Finance Minister Christian Lindner sees scope for up to nine billion euros in the federal budget from 2028 to increase the defense budget. With disciplined budget management, the debt ratio will then be below the 60 percent of economic output required in the EU, said the FDP boss of the German Press Agency. “If we fall below this limit, then the repayment of the Corona debt planned from 2028 could be discussed again.” The money could instead flow into the defense budget.

The federal government took out emergency loans worth around 300 billion euros in 2020, 2021 and 2022 due to the Corona crisis and the war in Ukraine. The repayment is actually scheduled to begin in 2028 and run for more than 30 years. Currently, debt repayment of nine billion euros is planned annually from 2028, said Lindner. “But if the burden of the pandemic on debt has already been overcome, the repayment could be significantly reduced,” he announced. “This would provide billions of dollars that will help us reach the NATO target in the federal budget after the end of the special program for the Bundeswehr.”

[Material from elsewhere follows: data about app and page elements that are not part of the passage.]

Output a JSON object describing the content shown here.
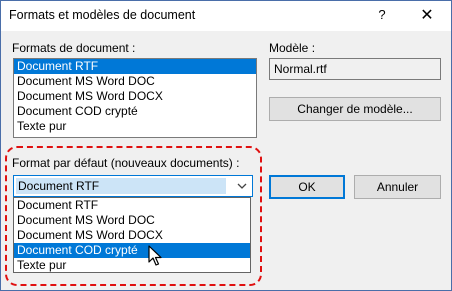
{
  "dialog": {
    "title": "Formats et modèles de document",
    "help_glyph": "?",
    "close_glyph": "✕"
  },
  "formats": {
    "label": "Formats de document :",
    "items": [
      {
        "label": "Document RTF",
        "selected": true
      },
      {
        "label": "Document MS Word DOC",
        "selected": false
      },
      {
        "label": "Document MS Word DOCX",
        "selected": false
      },
      {
        "label": "Document COD crypté",
        "selected": false
      },
      {
        "label": "Texte pur",
        "selected": false
      }
    ]
  },
  "template": {
    "label": "Modèle :",
    "value": "Normal.rtf",
    "change_button": "Changer de modèle..."
  },
  "default_format": {
    "label": "Format par défaut (nouveaux documents) :",
    "selected": "Document RTF",
    "options": [
      {
        "label": "Document RTF",
        "highlighted": false
      },
      {
        "label": "Document MS Word DOC",
        "highlighted": false
      },
      {
        "label": "Document MS Word DOCX",
        "highlighted": false
      },
      {
        "label": "Document COD crypté",
        "highlighted": true
      },
      {
        "label": "Texte pur",
        "highlighted": false
      }
    ]
  },
  "buttons": {
    "ok": "OK",
    "cancel": "Annuler"
  },
  "icons": {
    "help": "help-icon",
    "close": "close-icon",
    "dropdown": "chevron-down-icon",
    "cursor": "mouse-pointer-icon"
  },
  "colors": {
    "selection": "#0078d7",
    "annotation": "#e01010",
    "window_border": "#4a6ea9"
  }
}
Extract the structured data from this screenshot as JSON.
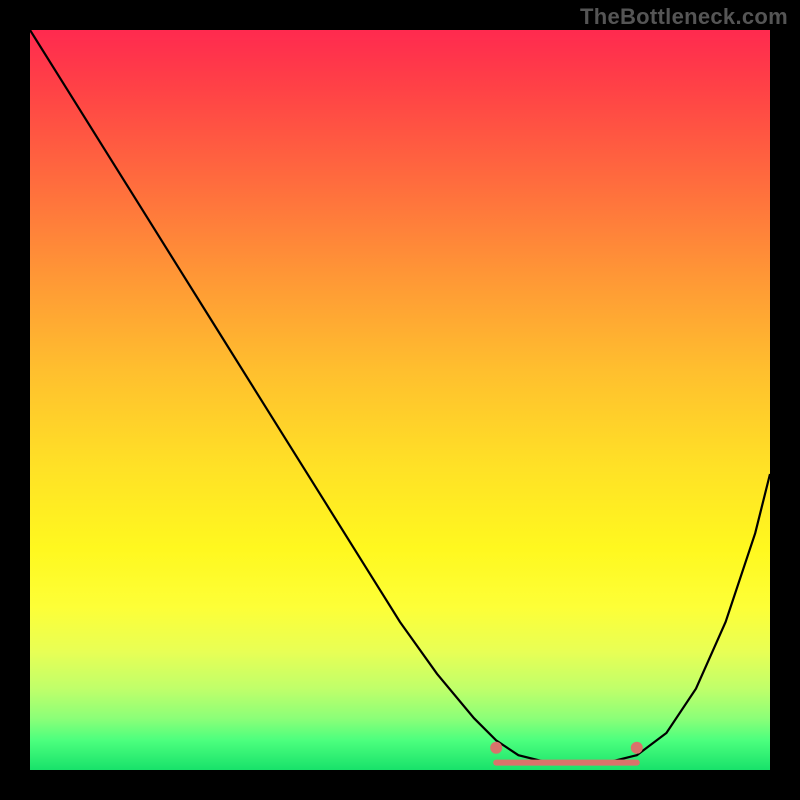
{
  "watermark": "TheBottleneck.com",
  "colors": {
    "frame": "#000000",
    "curve": "#000000",
    "marker": "#d9736b",
    "gradient_top": "#ff2a4f",
    "gradient_bottom": "#18e26a"
  },
  "chart_data": {
    "type": "line",
    "title": "",
    "xlabel": "",
    "ylabel": "",
    "xlim": [
      0,
      100
    ],
    "ylim": [
      0,
      100
    ],
    "grid": false,
    "legend": false,
    "series": [
      {
        "name": "bottleneck-curve",
        "x": [
          0,
          5,
          10,
          15,
          20,
          25,
          30,
          35,
          40,
          45,
          50,
          55,
          60,
          63,
          66,
          70,
          74,
          78,
          82,
          86,
          90,
          94,
          98,
          100
        ],
        "y": [
          100,
          92,
          84,
          76,
          68,
          60,
          52,
          44,
          36,
          28,
          20,
          13,
          7,
          4,
          2,
          1,
          1,
          1,
          2,
          5,
          11,
          20,
          32,
          40
        ]
      }
    ],
    "optimal_zone": {
      "x_start": 63,
      "x_end": 82,
      "y": 1
    },
    "optimal_markers": [
      {
        "x": 63,
        "y": 3
      },
      {
        "x": 82,
        "y": 3
      }
    ]
  }
}
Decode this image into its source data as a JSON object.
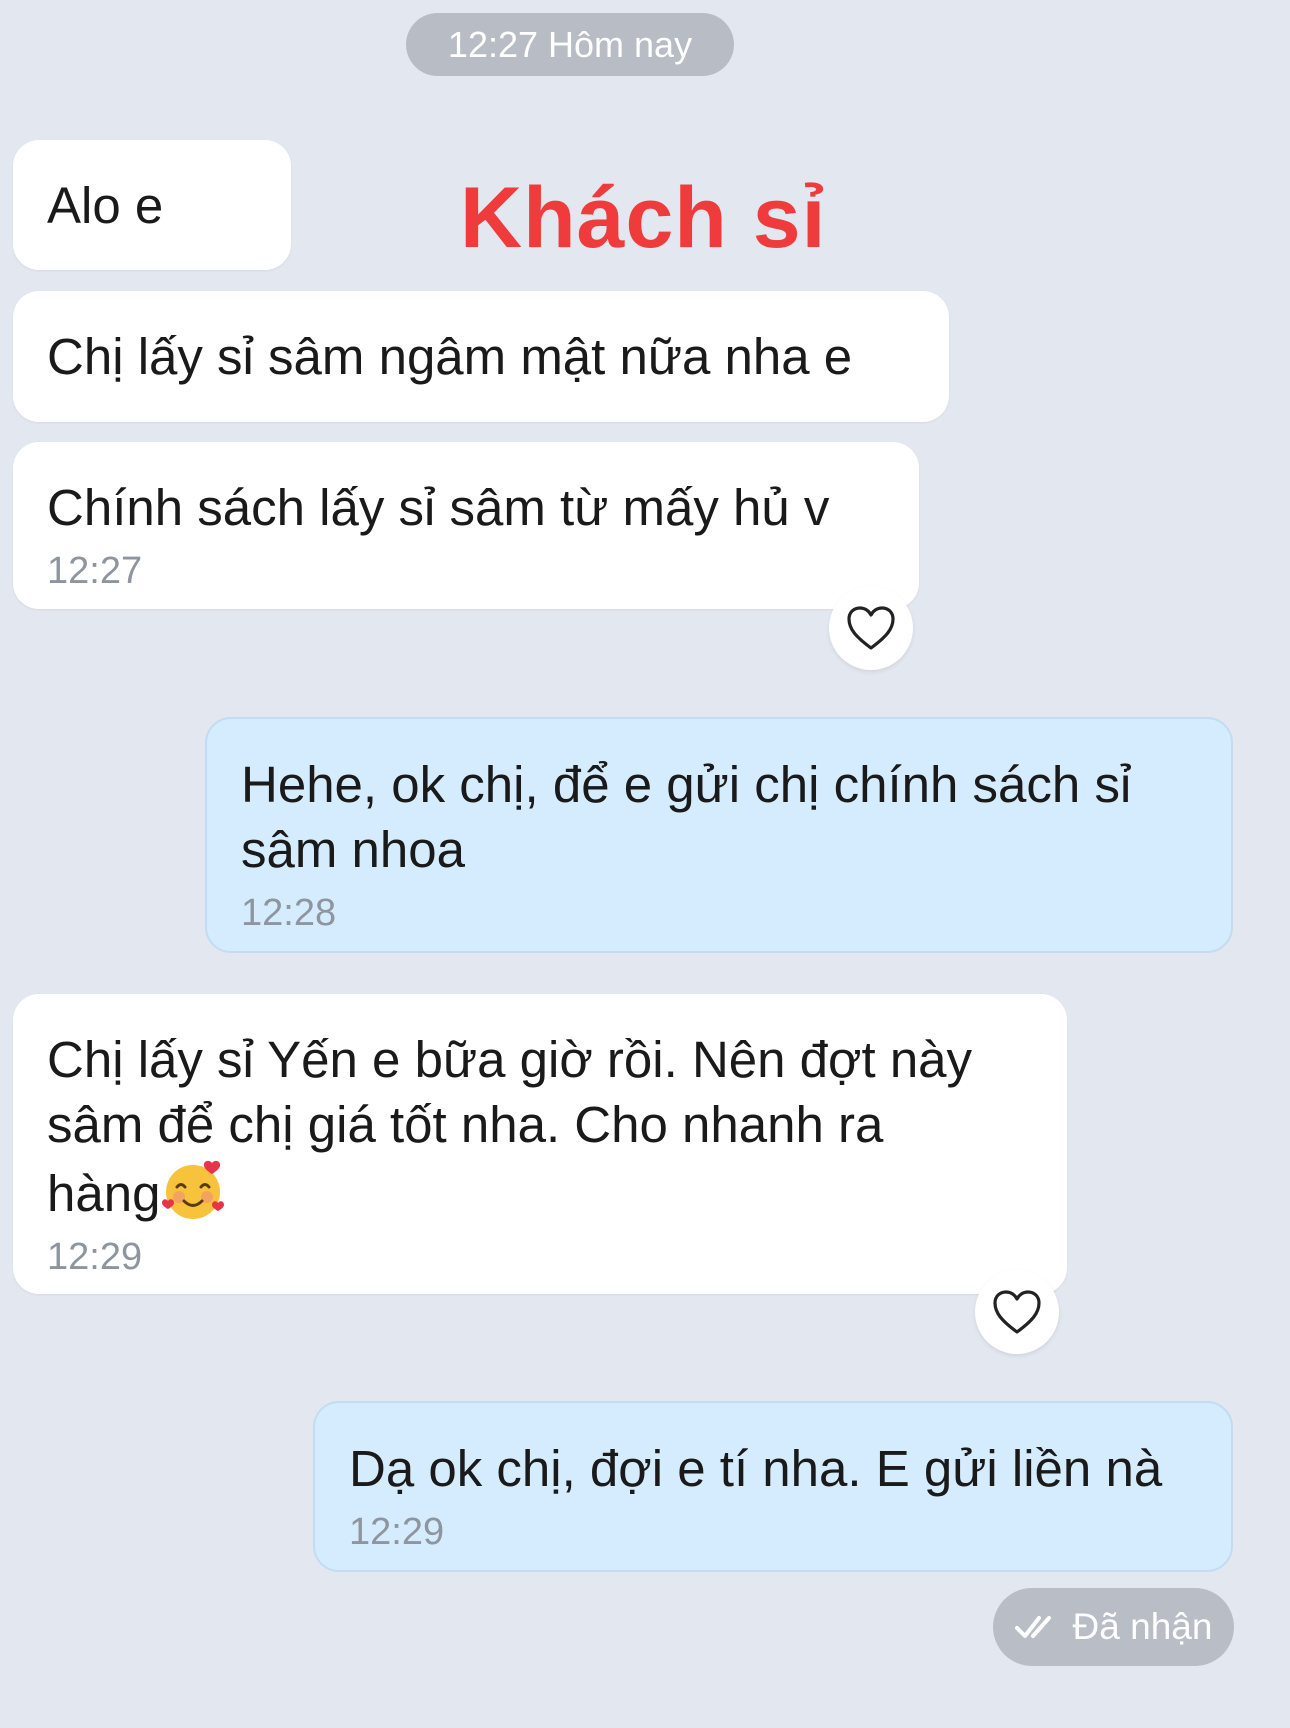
{
  "date_divider": "12:27 Hôm nay",
  "overlay_label": "Khách sỉ",
  "messages": [
    {
      "side": "in",
      "text": "Alo e",
      "time": ""
    },
    {
      "side": "in",
      "text": "Chị lấy sỉ sâm ngâm mật nữa nha e",
      "time": ""
    },
    {
      "side": "in",
      "text": "Chính sách lấy sỉ sâm từ mấy hủ v",
      "time": "12:27"
    },
    {
      "side": "out",
      "text": "Hehe, ok chị, để e gửi chị chính sách sỉ sâm nhoa",
      "time": "12:28"
    },
    {
      "side": "in",
      "text": "Chị lấy sỉ Yến e bữa giờ rồi. Nên đợt này sâm để chị giá tốt nha. Cho nhanh ra hàng",
      "emoji": "smiling-face-with-hearts",
      "time": "12:29"
    },
    {
      "side": "out",
      "text": "Dạ ok chị, đợi e tí nha. E gửi liền nà",
      "time": "12:29"
    }
  ],
  "icons": {
    "heart": "heart-outline-icon",
    "double_check": "double-check-icon"
  },
  "status": {
    "received_label": "Đã nhận"
  },
  "colors": {
    "background": "#e2e7f0",
    "incoming_bubble": "#ffffff",
    "outgoing_bubble": "#d5ecff",
    "overlay_label": "#ef3b3b",
    "pill": "#b8bdc5"
  }
}
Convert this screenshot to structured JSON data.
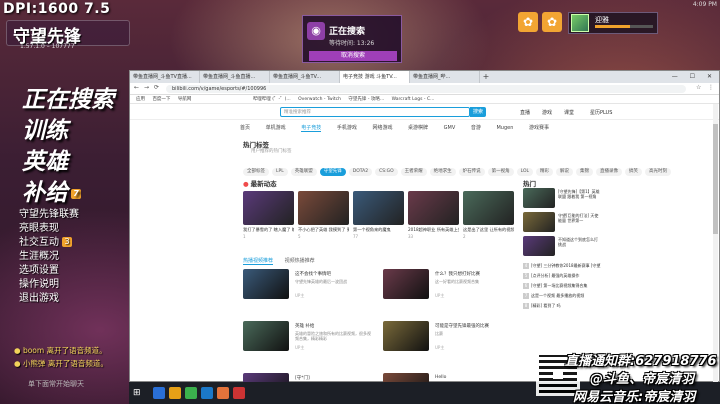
{
  "hud": {
    "dpi": "DPI:1600 7.5",
    "game_logo": "守望先锋",
    "version": "1.57.1.0 – 107777",
    "corner_time": "4:09 PM"
  },
  "search_panel": {
    "status": "正在搜索",
    "timer": "等待时间: 13:26",
    "cancel_label": "取消搜索"
  },
  "profile": {
    "name": "迎雅",
    "level_progress": 0.6
  },
  "main_menu": {
    "big": [
      "正在搜索",
      "训练",
      "英雄",
      "补给"
    ],
    "supply_count": "7",
    "items": [
      "守望先锋联赛",
      "亮眼表现",
      "社交互动",
      "生涯概况",
      "选项设置",
      "操作说明",
      "退出游戏"
    ],
    "social_count": "3"
  },
  "notifications": [
    "boom 离开了语音频道。",
    "小熊弹 离开了语音频道。"
  ],
  "scene": "单下面常开始聊天",
  "browser": {
    "tabs": [
      "带鱼直播网_斗鱼TV直播...",
      "带鱼直播网_斗鱼直播...",
      "带鱼直播网_斗鱼TV...",
      "电子竞技 游戏 斗鱼TV...",
      "带鱼直播网_哔..."
    ],
    "url": "bilibili.com/v/game/esports/#/100996",
    "bookmarks": [
      "应用",
      "百度一下",
      "导航网",
      "哔哩哔哩 (゜-゜)...",
      "Overwatch - Twitch",
      "守望先锋 - 攻略...",
      "Warcraft Logs - C..."
    ],
    "header_links": [
      "直播",
      "游戏",
      "课堂",
      "星历PLUS"
    ],
    "search_placeholder": "精准搜索推荐",
    "search_btn": "搜索",
    "categories": [
      "首页",
      "单机游戏",
      "电子竞技",
      "手机游戏",
      "网络游戏",
      "桌游棋牌",
      "GMV",
      "音游",
      "Mugen",
      "游戏赛事"
    ],
    "hot_title": "热门标签",
    "hot_sub": "用户推荐的热门标签",
    "tags": [
      "全部标签",
      "LPL",
      "英雄联盟",
      "守望先锋",
      "DOTA2",
      "CS:GO",
      "王者荣耀",
      "绝地求生",
      "炉石传说",
      "第一视角",
      "LOL",
      "精彩",
      "解说",
      "集锦",
      "直播录像",
      "搞笑",
      "高光时刻"
    ],
    "latest_title": "最新动态",
    "hot_side_title": "热门",
    "cards": [
      {
        "title": "我打了暴雪的了 瞎入魔了 瞎入...",
        "meta": "1"
      },
      {
        "title": "不小心把了英雄 我摸到了 更新",
        "meta": "5"
      },
      {
        "title": "第一个视角来的魔鬼",
        "meta": "77"
      },
      {
        "title": "2018超神职业 所有英雄上分...",
        "meta": "33"
      },
      {
        "title": "这是出了这里 让所有的视频",
        "meta": "2"
      }
    ],
    "list_tabs": [
      "热播视频推荐",
      "视频热播推荐"
    ],
    "videos": [
      {
        "title": "这不会找个事情吧",
        "desc": "守望先锋英雄的最后一波团战",
        "meta": "UP主"
      },
      {
        "title": "什么？我只想打好比赛",
        "desc": "这一好看的比赛视频合集",
        "meta": "UP主"
      },
      {
        "title": "英雄 补给",
        "desc": "英雄的冒险之旅和所有的比赛视频，很多视频合集，精彩精彩",
        "meta": "UP主"
      },
      {
        "title": "可能是守望先锋最强的比赛",
        "desc": "比赛",
        "meta": "UP主"
      },
      {
        "title": "[守*门]",
        "desc": "",
        "meta": ""
      },
      {
        "title": "Hello",
        "desc": "",
        "meta": ""
      }
    ],
    "side_items": [
      {
        "text": "[守望先锋]【第1】英雄联盟 跟着我 第一视角"
      },
      {
        "text": "守望[巨能的打法] 天使能量 世界第一"
      },
      {
        "text": "不知道这个到底怎么打 挑战"
      }
    ],
    "side_lines": [
      "[守望] 三分钟教你2018最新赛事 [守望]",
      "[点评分析] 最强的英雄操作",
      "[守望] 第一场比赛视频集锦合集",
      "这是一个视频 最多播放的视频",
      "[精彩] 看到了 吗"
    ]
  },
  "overlay": {
    "line1": "直播通知群:627918776",
    "line2": "@斗鱼、帝宸清羽",
    "line3": "网易云音乐:帝宸清羽"
  },
  "colors": {
    "accent": "#1a9edb",
    "ow_orange": "#f1a32c",
    "ow_purple": "#9f3fb8"
  }
}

Before the corona pandemic in 2019, the federal government had already achieved a debt ratio of 59 percent and had thus met the European Maastricht criteria again after a long period of time. Due to the pandemic-related loans, the rate rose rapidly to 69 percent. It is now back to around 63 percent of gross domestic product. “If we continue to pursue this line, we can actually be at the pre-Corona level as early as 2028,” said Lindner.

This year has so far been considered particularly difficult in terms of budget policy, because then the 100 billion euro special fund for the Bundeswehr could also be used up. This means that the federal government must cover defense spending entirely from the normal budget – and to such an extent that Germany meets NATO’s two percent target.

We hear from those around the Ministry of Finance that an additional 25 billion euros would have to be raised for this. Even if the federal government were to completely forego repayment of the Corona debt, there would still be a gap. In order to raise the remaining amount of around 15 billion euros, reallocation from the other budgets would be necessary. Lindner was nevertheless optimistic: “If we manage to strengthen our economic growth in the years up to 2028 and if we forego additional costly, legally binding social spending, then we will manage to meet the two percent target,” he said.

Lindner expressed surprise at reports that several billion euros could be missing from the two percent target again next year. At the professional and working level, no evidence was presented or known that would allow this conclusion. Lindner said: “The NATO goal in the federal budget will be achieved in all coming years.”

The federal government has declared a military turning point in response to the Russian war of aggression against Ukraine. Russia is now again classified as a security threat and there are warnings that Kremlin ruler Vladimir Putin could also attack other European states. The declared goal of Defense Minister Boris Pistorius (SPD) is to make the Bundeswehr “war-ready”.

The federal government has also promised that from now on Germany will achieve the minimum share of gross domestic product stipulated in NATO (“two percent target”), for the first time this year. The means for this is the 100 billion euro, loan-financed special pot for the Bundeswehr, which is expected to be exhausted by 2027.

“With the help of the special fund, two percent of the gross domestic product will be made available on a multi-year average of a maximum of five years based on the current government forecast for defense spending according to NATO criteria,” says the law authorizing the loan. However, it is still unclear what will happen after 2027.

From the FDP leader’s point of view, the prospect of financial flexibility should also be an incentive for the Greens and SPD to exercise discipline in the federal budget. “I give the figure nine billion euros of additional scope in 2028 so that we are all motivated,” said Lindner. It’s not about simply looking for a way out, but about persevering. “Because if we now consistently continue on this path, in the federal budget and also with the special funds, then this reward awaits us. This means that we will then have solid finances, a lower interest burden and at the same time can create additional financial leeway in our repayment plans.” said Lindner.

Currently, the Finance Minister criticized, the SPD and the Greens are repeatedly questioning the Basic Law and the coalition agreement in the debate about the debt brake. “This constant disunity is damaging to the coalition’s external image,” emphasized Lindner. He added: “My advice would be to simply accept the status quo until the federal election. Then the citizens can decide whether there should be more state, more debt and higher taxes or a lean state with fewer interest burdens and lower taxes.”